What to produce: Write the entries out again exactly; any picture among them gets left out.

* * *

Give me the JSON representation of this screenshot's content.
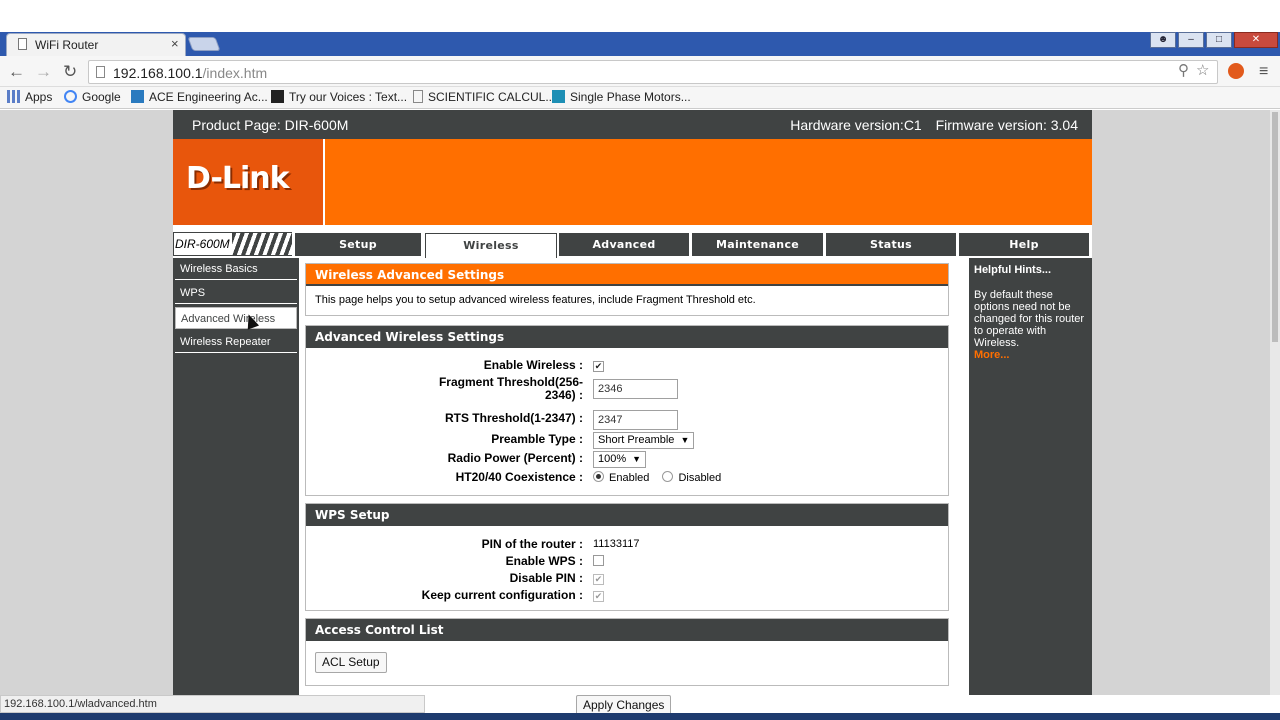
{
  "browser": {
    "tab_title": "WiFi Router",
    "tab_close": "×",
    "url_host": "192.168.100.1",
    "url_path": "/index.htm",
    "status_url": "192.168.100.1/wladvanced.htm",
    "bookmarks": [
      {
        "label": "Apps",
        "icon": "apps-grid-icon"
      },
      {
        "label": "Google",
        "icon": "google-icon"
      },
      {
        "label": "ACE Engineering Ac...",
        "icon": "ace-icon"
      },
      {
        "label": "Try our Voices : Text...",
        "icon": "voices-icon"
      },
      {
        "label": "SCIENTIFIC CALCUL...",
        "icon": "page-icon"
      },
      {
        "label": "Single Phase Motors...",
        "icon": "eq-icon"
      }
    ]
  },
  "router": {
    "product": "Product Page: DIR-600M",
    "hardware": "Hardware version:C1",
    "firmware": "Firmware version: 3.04",
    "logo": "D-Link",
    "model": "DIR-600M",
    "tabs": [
      {
        "label": "Setup"
      },
      {
        "label": "Wireless",
        "active": true
      },
      {
        "label": "Advanced"
      },
      {
        "label": "Maintenance"
      },
      {
        "label": "Status"
      },
      {
        "label": "Help"
      }
    ],
    "sidebar": [
      {
        "label": "Wireless Basics"
      },
      {
        "label": "WPS"
      },
      {
        "label": "Advanced Wireless",
        "active": true
      },
      {
        "label": "Wireless Repeater"
      }
    ]
  },
  "intro": {
    "title": "Wireless Advanced Settings",
    "text": "This page helps you to setup advanced wireless features, include Fragment Threshold etc."
  },
  "advanced": {
    "title": "Advanced Wireless Settings",
    "enable_wireless_label": "Enable Wireless :",
    "enable_wireless": true,
    "fragment_label_1": "Fragment Threshold(256-",
    "fragment_label_2": "2346) :",
    "fragment_value": "2346",
    "rts_label": "RTS Threshold(1-2347) :",
    "rts_value": "2347",
    "preamble_label": "Preamble Type :",
    "preamble_value": "Short Preamble",
    "radio_power_label": "Radio Power (Percent) :",
    "radio_power_value": "100%",
    "coexist_label": "HT20/40 Coexistence :",
    "coexist_enabled": "Enabled",
    "coexist_disabled": "Disabled"
  },
  "wps": {
    "title": "WPS Setup",
    "pin_label": "PIN of the router :",
    "pin_value": "11133117",
    "enable_label": "Enable WPS :",
    "disable_pin_label": "Disable PIN :",
    "keep_label": "Keep current configuration :"
  },
  "acl": {
    "title": "Access Control List",
    "button": "ACL Setup"
  },
  "apply_button": "Apply Changes",
  "hints": {
    "title": "Helpful Hints...",
    "body": "By default these options need not be changed for this router to operate with Wireless.",
    "more": "More..."
  },
  "colors": {
    "dlink_orange": "#ff6f00",
    "dlink_dark": "#404343",
    "chrome_blue": "#2e59ae"
  }
}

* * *

Task solution:
Give me the JSON representation of this screenshot's content.
{
  "browser": {
    "tab_title": "WiFi Router",
    "tab_close": "×",
    "url_host": "192.168.100.1",
    "url_path": "/index.htm",
    "status_url": "192.168.100.1/wladvanced.htm",
    "bookmarks": [
      {
        "label": "Apps",
        "icon": "apps-grid-icon"
      },
      {
        "label": "Google",
        "icon": "google-icon"
      },
      {
        "label": "ACE Engineering Ac...",
        "icon": "ace-icon"
      },
      {
        "label": "Try our Voices : Text...",
        "icon": "voices-icon"
      },
      {
        "label": "SCIENTIFIC CALCUL...",
        "icon": "page-icon"
      },
      {
        "label": "Single Phase Motors...",
        "icon": "eq-icon"
      }
    ]
  },
  "router": {
    "product": "Product Page: DIR-600M",
    "hardware": "Hardware version:C1",
    "firmware": "Firmware version: 3.04",
    "logo": "D-Link",
    "model": "DIR-600M",
    "tabs": [
      {
        "label": "Setup"
      },
      {
        "label": "Wireless",
        "active": true
      },
      {
        "label": "Advanced"
      },
      {
        "label": "Maintenance"
      },
      {
        "label": "Status"
      },
      {
        "label": "Help"
      }
    ],
    "sidebar": [
      {
        "label": "Wireless Basics"
      },
      {
        "label": "WPS"
      },
      {
        "label": "Advanced Wireless",
        "active": true
      },
      {
        "label": "Wireless Repeater"
      }
    ]
  },
  "intro": {
    "title": "Wireless Advanced Settings",
    "text": "This page helps you to setup advanced wireless features, include Fragment Threshold etc."
  },
  "advanced": {
    "title": "Advanced Wireless Settings",
    "enable_wireless_label": "Enable Wireless :",
    "enable_wireless": true,
    "fragment_label_1": "Fragment Threshold(256-",
    "fragment_label_2": "2346) :",
    "fragment_value": "2346",
    "rts_label": "RTS Threshold(1-2347) :",
    "rts_value": "2347",
    "preamble_label": "Preamble Type :",
    "preamble_value": "Short Preamble",
    "radio_power_label": "Radio Power (Percent) :",
    "radio_power_value": "100%",
    "coexist_label": "HT20/40 Coexistence :",
    "coexist_enabled": "Enabled",
    "coexist_disabled": "Disabled"
  },
  "wps": {
    "title": "WPS Setup",
    "pin_label": "PIN of the router :",
    "pin_value": "11133117",
    "enable_label": "Enable WPS :",
    "disable_pin_label": "Disable PIN :",
    "keep_label": "Keep current configuration :"
  },
  "acl": {
    "title": "Access Control List",
    "button": "ACL Setup"
  },
  "apply_button": "Apply Changes",
  "hints": {
    "title": "Helpful Hints...",
    "body": "By default these options need not be changed for this router to operate with Wireless.",
    "more": "More..."
  },
  "colors": {
    "dlink_orange": "#ff6f00",
    "dlink_dark": "#404343",
    "chrome_blue": "#2e59ae"
  }
}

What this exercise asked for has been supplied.